Solid animation, a fantastic soundtrack, a good English dubbing (both well cast and well directed), and a unique story make Durarara!! worth a look. The series will be divided into three sets, releasing on January 25, March 29, and in May 2011, respectively. Each set comes with two discs containing eight to nine episodes, and they will be $49.98 ($39.98 at each. and Bandai’s “The Store” were running a pre-order special that included a PVC keychain (of Celty’s helmet), but the cut off was December 7. Sometimes if the limited items exceed pre-order totals, the items will be given out on a first come first serve basis with orders made after the date, so you may still be able to snag one if you order soon. The sets will also include some very nice looking post cards with characters and art from the series (4-5 each), and some pretty classy box art.


A copy of the first five episodes was provided by the publisher for review purposes.



  1. Jade

    Ah! I really want to see this. I really liked Baccano too and I’m not too big a fan of anime in general.

    I’m not a big voice actor fiend, though I prefer subs, but Baccano had such an excellent line-up of voice actors on both sides of the language barrier that it’s seriously tough to pick which audio to watch with.Bryan Massey chewed the scenery apart as Ladd Russo.

    At any rate, Durarara sounds pretty good, but I have to know if the dub is great or just passable; Baccano set a pretty high bar.

  2. Kristin

    Just off the first 5 eps, I’d say it’s more than passable. I have a real love/hate relationship with English dubbing. I recently pitched a fit over Black Butler’s English dub. Though in this case, it’s a fresh exposure. I never saw DURARARA in Japanese. On that account, I thought they did a good job on the dubbing. The voices fit. It’s well directed. It’s a good cast (Crispin Freeman FTW).

  3. John R.

    I want to check this out in english to me the series was amazing to the point of me watching this twice already on crunchyroll. To me this is for sure a series to own even if the dub isnt that great.

  4. Aecen

    I enjoyed the series, however I feel it started to become somewhat stale towards the end unlike baccano.

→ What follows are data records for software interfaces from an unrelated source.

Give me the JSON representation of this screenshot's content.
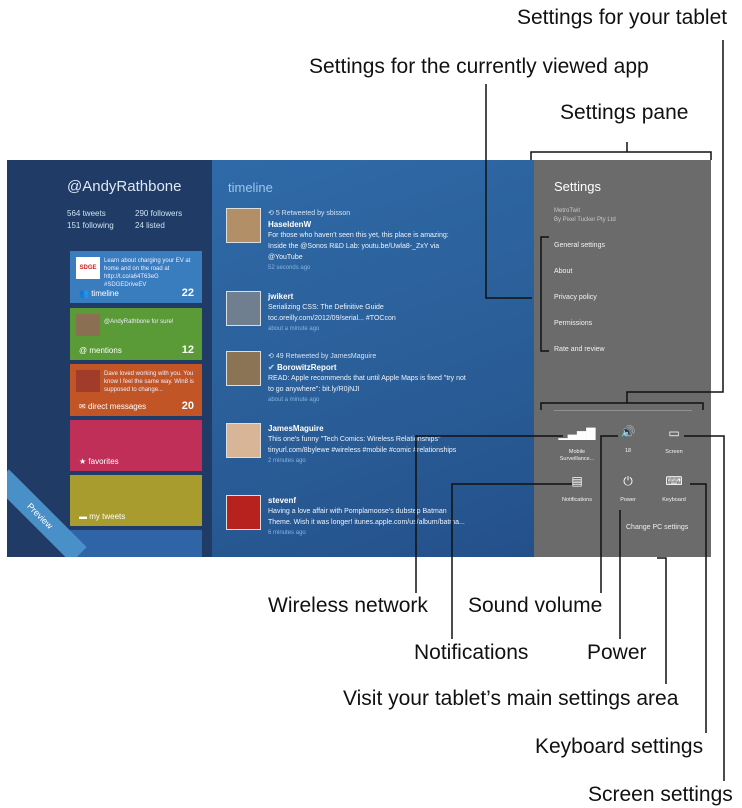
{
  "callouts": {
    "tablet": "Settings for your tablet",
    "app": "Settings for the currently viewed app",
    "pane": "Settings pane",
    "wireless": "Wireless network",
    "volume": "Sound volume",
    "notifications": "Notifications",
    "power": "Power",
    "main_settings": "Visit your tablet’s main settings area",
    "keyboard": "Keyboard settings",
    "screen": "Screen settings"
  },
  "app": {
    "username": "@AndyRathbone",
    "stats": {
      "tweets": "564 tweets",
      "followers": "290 followers",
      "following": "151 following",
      "listed": "24 listed"
    },
    "tiles": [
      {
        "label": "timeline",
        "count": "22",
        "text": "Learn about charging your EV at home and on the road at http://t.co/a64T63eG #SDGEDriveEV",
        "color": "#3a7dbf",
        "icon": "users-icon"
      },
      {
        "label": "mentions",
        "count": "12",
        "text": "@AndyRathbone for sure!",
        "color": "#5a9a37",
        "icon": "at-icon"
      },
      {
        "label": "direct messages",
        "count": "20",
        "text": "Dave loved working with you. You know I feel the same way. Win8 is supposed to change...",
        "color": "#c15526",
        "icon": "mail-icon"
      },
      {
        "label": "favorites",
        "count": "",
        "text": "",
        "color": "#c02f57",
        "icon": "star-icon"
      },
      {
        "label": "my tweets",
        "count": "",
        "text": "",
        "color": "#a79c2d",
        "icon": "chat-icon"
      }
    ],
    "preview": "Preview",
    "timeline_header": "timeline",
    "tweets": [
      {
        "meta": "5  Retweeted by sbisson",
        "name": "HaseldenW",
        "text": "For those who haven't seen this yet, this place is amazing: Inside the @Sonos R&D Lab: youtu.be/Uwla8-_ZxY via @YouTube",
        "ago": "52 seconds ago"
      },
      {
        "meta": "",
        "name": "jwikert",
        "text": "Serializing CSS: The Definitive Guide toc.oreilly.com/2012/09/serial... #TOCcon",
        "ago": "about a minute ago"
      },
      {
        "meta": "49  Retweeted by JamesMaguire",
        "name": "BorowitzReport",
        "text": "READ: Apple recommends that until Apple Maps is fixed \"try not to go anywhere\": bit.ly/R0jNJI",
        "ago": "about a minute ago"
      },
      {
        "meta": "",
        "name": "JamesMaguire",
        "text": "This one's funny \"Tech Comics: Wireless Relationships\" tinyurl.com/8bylewe #wireless #mobile #comic #relationships",
        "ago": "2 minutes ago"
      },
      {
        "meta": "",
        "name": "stevenf",
        "text": "Having a love affair with Pomplamoose's dubstep Batman Theme. Wish it was longer! itunes.apple.com/us/album/batma...",
        "ago": "6 minutes ago"
      }
    ]
  },
  "settings_pane": {
    "title": "Settings",
    "app_name": "MetroTwit",
    "app_by": "By Pixel Tucker Pty Ltd",
    "items": [
      "General settings",
      "About",
      "Privacy policy",
      "Permissions",
      "Rate and review"
    ],
    "buttons": [
      {
        "label": "Mobile Surveillance...",
        "icon": "wireless-icon"
      },
      {
        "label": "18",
        "icon": "volume-icon"
      },
      {
        "label": "Screen",
        "icon": "screen-icon"
      },
      {
        "label": "Notifications",
        "icon": "notifications-icon"
      },
      {
        "label": "Power",
        "icon": "power-icon"
      },
      {
        "label": "Keyboard",
        "icon": "keyboard-icon"
      }
    ],
    "change_pc": "Change PC settings"
  }
}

Still some great characters and a good story (though the anime only covers a rather small part of the entire durarara story, or so i’m told).

    Also I really liked both the OP songs.

Leave a Reply

Your email address will not be published. Required fields are marked *